[Start of Attachment]
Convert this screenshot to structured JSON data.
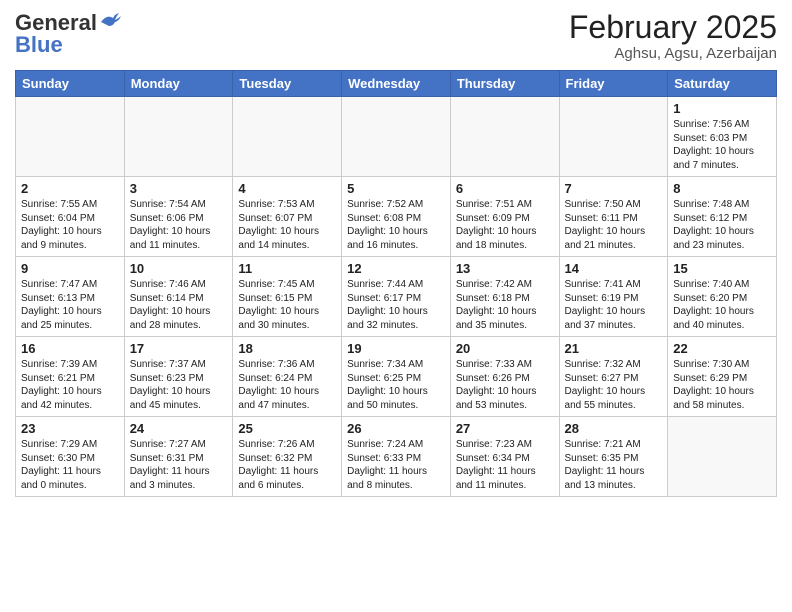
{
  "header": {
    "logo_general": "General",
    "logo_blue": "Blue",
    "month_title": "February 2025",
    "location": "Aghsu, Agsu, Azerbaijan"
  },
  "days_of_week": [
    "Sunday",
    "Monday",
    "Tuesday",
    "Wednesday",
    "Thursday",
    "Friday",
    "Saturday"
  ],
  "weeks": [
    [
      {
        "day": "",
        "info": ""
      },
      {
        "day": "",
        "info": ""
      },
      {
        "day": "",
        "info": ""
      },
      {
        "day": "",
        "info": ""
      },
      {
        "day": "",
        "info": ""
      },
      {
        "day": "",
        "info": ""
      },
      {
        "day": "1",
        "info": "Sunrise: 7:56 AM\nSunset: 6:03 PM\nDaylight: 10 hours\nand 7 minutes."
      }
    ],
    [
      {
        "day": "2",
        "info": "Sunrise: 7:55 AM\nSunset: 6:04 PM\nDaylight: 10 hours\nand 9 minutes."
      },
      {
        "day": "3",
        "info": "Sunrise: 7:54 AM\nSunset: 6:06 PM\nDaylight: 10 hours\nand 11 minutes."
      },
      {
        "day": "4",
        "info": "Sunrise: 7:53 AM\nSunset: 6:07 PM\nDaylight: 10 hours\nand 14 minutes."
      },
      {
        "day": "5",
        "info": "Sunrise: 7:52 AM\nSunset: 6:08 PM\nDaylight: 10 hours\nand 16 minutes."
      },
      {
        "day": "6",
        "info": "Sunrise: 7:51 AM\nSunset: 6:09 PM\nDaylight: 10 hours\nand 18 minutes."
      },
      {
        "day": "7",
        "info": "Sunrise: 7:50 AM\nSunset: 6:11 PM\nDaylight: 10 hours\nand 21 minutes."
      },
      {
        "day": "8",
        "info": "Sunrise: 7:48 AM\nSunset: 6:12 PM\nDaylight: 10 hours\nand 23 minutes."
      }
    ],
    [
      {
        "day": "9",
        "info": "Sunrise: 7:47 AM\nSunset: 6:13 PM\nDaylight: 10 hours\nand 25 minutes."
      },
      {
        "day": "10",
        "info": "Sunrise: 7:46 AM\nSunset: 6:14 PM\nDaylight: 10 hours\nand 28 minutes."
      },
      {
        "day": "11",
        "info": "Sunrise: 7:45 AM\nSunset: 6:15 PM\nDaylight: 10 hours\nand 30 minutes."
      },
      {
        "day": "12",
        "info": "Sunrise: 7:44 AM\nSunset: 6:17 PM\nDaylight: 10 hours\nand 32 minutes."
      },
      {
        "day": "13",
        "info": "Sunrise: 7:42 AM\nSunset: 6:18 PM\nDaylight: 10 hours\nand 35 minutes."
      },
      {
        "day": "14",
        "info": "Sunrise: 7:41 AM\nSunset: 6:19 PM\nDaylight: 10 hours\nand 37 minutes."
      },
      {
        "day": "15",
        "info": "Sunrise: 7:40 AM\nSunset: 6:20 PM\nDaylight: 10 hours\nand 40 minutes."
      }
    ],
    [
      {
        "day": "16",
        "info": "Sunrise: 7:39 AM\nSunset: 6:21 PM\nDaylight: 10 hours\nand 42 minutes."
      },
      {
        "day": "17",
        "info": "Sunrise: 7:37 AM\nSunset: 6:23 PM\nDaylight: 10 hours\nand 45 minutes."
      },
      {
        "day": "18",
        "info": "Sunrise: 7:36 AM\nSunset: 6:24 PM\nDaylight: 10 hours\nand 47 minutes."
      },
      {
        "day": "19",
        "info": "Sunrise: 7:34 AM\nSunset: 6:25 PM\nDaylight: 10 hours\nand 50 minutes."
      },
      {
        "day": "20",
        "info": "Sunrise: 7:33 AM\nSunset: 6:26 PM\nDaylight: 10 hours\nand 53 minutes."
      },
      {
        "day": "21",
        "info": "Sunrise: 7:32 AM\nSunset: 6:27 PM\nDaylight: 10 hours\nand 55 minutes."
      },
      {
        "day": "22",
        "info": "Sunrise: 7:30 AM\nSunset: 6:29 PM\nDaylight: 10 hours\nand 58 minutes."
      }
    ],
    [
      {
        "day": "23",
        "info": "Sunrise: 7:29 AM\nSunset: 6:30 PM\nDaylight: 11 hours\nand 0 minutes."
      },
      {
        "day": "24",
        "info": "Sunrise: 7:27 AM\nSunset: 6:31 PM\nDaylight: 11 hours\nand 3 minutes."
      },
      {
        "day": "25",
        "info": "Sunrise: 7:26 AM\nSunset: 6:32 PM\nDaylight: 11 hours\nand 6 minutes."
      },
      {
        "day": "26",
        "info": "Sunrise: 7:24 AM\nSunset: 6:33 PM\nDaylight: 11 hours\nand 8 minutes."
      },
      {
        "day": "27",
        "info": "Sunrise: 7:23 AM\nSunset: 6:34 PM\nDaylight: 11 hours\nand 11 minutes."
      },
      {
        "day": "28",
        "info": "Sunrise: 7:21 AM\nSunset: 6:35 PM\nDaylight: 11 hours\nand 13 minutes."
      },
      {
        "day": "",
        "info": ""
      }
    ]
  ]
}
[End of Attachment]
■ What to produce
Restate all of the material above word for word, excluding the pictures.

■ Response area
Convert this screenshot to structured JSON data.
{
  "header": {
    "logo_general": "General",
    "logo_blue": "Blue",
    "month_title": "February 2025",
    "location": "Aghsu, Agsu, Azerbaijan"
  },
  "days_of_week": [
    "Sunday",
    "Monday",
    "Tuesday",
    "Wednesday",
    "Thursday",
    "Friday",
    "Saturday"
  ],
  "weeks": [
    [
      {
        "day": "",
        "info": ""
      },
      {
        "day": "",
        "info": ""
      },
      {
        "day": "",
        "info": ""
      },
      {
        "day": "",
        "info": ""
      },
      {
        "day": "",
        "info": ""
      },
      {
        "day": "",
        "info": ""
      },
      {
        "day": "1",
        "info": "Sunrise: 7:56 AM\nSunset: 6:03 PM\nDaylight: 10 hours\nand 7 minutes."
      }
    ],
    [
      {
        "day": "2",
        "info": "Sunrise: 7:55 AM\nSunset: 6:04 PM\nDaylight: 10 hours\nand 9 minutes."
      },
      {
        "day": "3",
        "info": "Sunrise: 7:54 AM\nSunset: 6:06 PM\nDaylight: 10 hours\nand 11 minutes."
      },
      {
        "day": "4",
        "info": "Sunrise: 7:53 AM\nSunset: 6:07 PM\nDaylight: 10 hours\nand 14 minutes."
      },
      {
        "day": "5",
        "info": "Sunrise: 7:52 AM\nSunset: 6:08 PM\nDaylight: 10 hours\nand 16 minutes."
      },
      {
        "day": "6",
        "info": "Sunrise: 7:51 AM\nSunset: 6:09 PM\nDaylight: 10 hours\nand 18 minutes."
      },
      {
        "day": "7",
        "info": "Sunrise: 7:50 AM\nSunset: 6:11 PM\nDaylight: 10 hours\nand 21 minutes."
      },
      {
        "day": "8",
        "info": "Sunrise: 7:48 AM\nSunset: 6:12 PM\nDaylight: 10 hours\nand 23 minutes."
      }
    ],
    [
      {
        "day": "9",
        "info": "Sunrise: 7:47 AM\nSunset: 6:13 PM\nDaylight: 10 hours\nand 25 minutes."
      },
      {
        "day": "10",
        "info": "Sunrise: 7:46 AM\nSunset: 6:14 PM\nDaylight: 10 hours\nand 28 minutes."
      },
      {
        "day": "11",
        "info": "Sunrise: 7:45 AM\nSunset: 6:15 PM\nDaylight: 10 hours\nand 30 minutes."
      },
      {
        "day": "12",
        "info": "Sunrise: 7:44 AM\nSunset: 6:17 PM\nDaylight: 10 hours\nand 32 minutes."
      },
      {
        "day": "13",
        "info": "Sunrise: 7:42 AM\nSunset: 6:18 PM\nDaylight: 10 hours\nand 35 minutes."
      },
      {
        "day": "14",
        "info": "Sunrise: 7:41 AM\nSunset: 6:19 PM\nDaylight: 10 hours\nand 37 minutes."
      },
      {
        "day": "15",
        "info": "Sunrise: 7:40 AM\nSunset: 6:20 PM\nDaylight: 10 hours\nand 40 minutes."
      }
    ],
    [
      {
        "day": "16",
        "info": "Sunrise: 7:39 AM\nSunset: 6:21 PM\nDaylight: 10 hours\nand 42 minutes."
      },
      {
        "day": "17",
        "info": "Sunrise: 7:37 AM\nSunset: 6:23 PM\nDaylight: 10 hours\nand 45 minutes."
      },
      {
        "day": "18",
        "info": "Sunrise: 7:36 AM\nSunset: 6:24 PM\nDaylight: 10 hours\nand 47 minutes."
      },
      {
        "day": "19",
        "info": "Sunrise: 7:34 AM\nSunset: 6:25 PM\nDaylight: 10 hours\nand 50 minutes."
      },
      {
        "day": "20",
        "info": "Sunrise: 7:33 AM\nSunset: 6:26 PM\nDaylight: 10 hours\nand 53 minutes."
      },
      {
        "day": "21",
        "info": "Sunrise: 7:32 AM\nSunset: 6:27 PM\nDaylight: 10 hours\nand 55 minutes."
      },
      {
        "day": "22",
        "info": "Sunrise: 7:30 AM\nSunset: 6:29 PM\nDaylight: 10 hours\nand 58 minutes."
      }
    ],
    [
      {
        "day": "23",
        "info": "Sunrise: 7:29 AM\nSunset: 6:30 PM\nDaylight: 11 hours\nand 0 minutes."
      },
      {
        "day": "24",
        "info": "Sunrise: 7:27 AM\nSunset: 6:31 PM\nDaylight: 11 hours\nand 3 minutes."
      },
      {
        "day": "25",
        "info": "Sunrise: 7:26 AM\nSunset: 6:32 PM\nDaylight: 11 hours\nand 6 minutes."
      },
      {
        "day": "26",
        "info": "Sunrise: 7:24 AM\nSunset: 6:33 PM\nDaylight: 11 hours\nand 8 minutes."
      },
      {
        "day": "27",
        "info": "Sunrise: 7:23 AM\nSunset: 6:34 PM\nDaylight: 11 hours\nand 11 minutes."
      },
      {
        "day": "28",
        "info": "Sunrise: 7:21 AM\nSunset: 6:35 PM\nDaylight: 11 hours\nand 13 minutes."
      },
      {
        "day": "",
        "info": ""
      }
    ]
  ]
}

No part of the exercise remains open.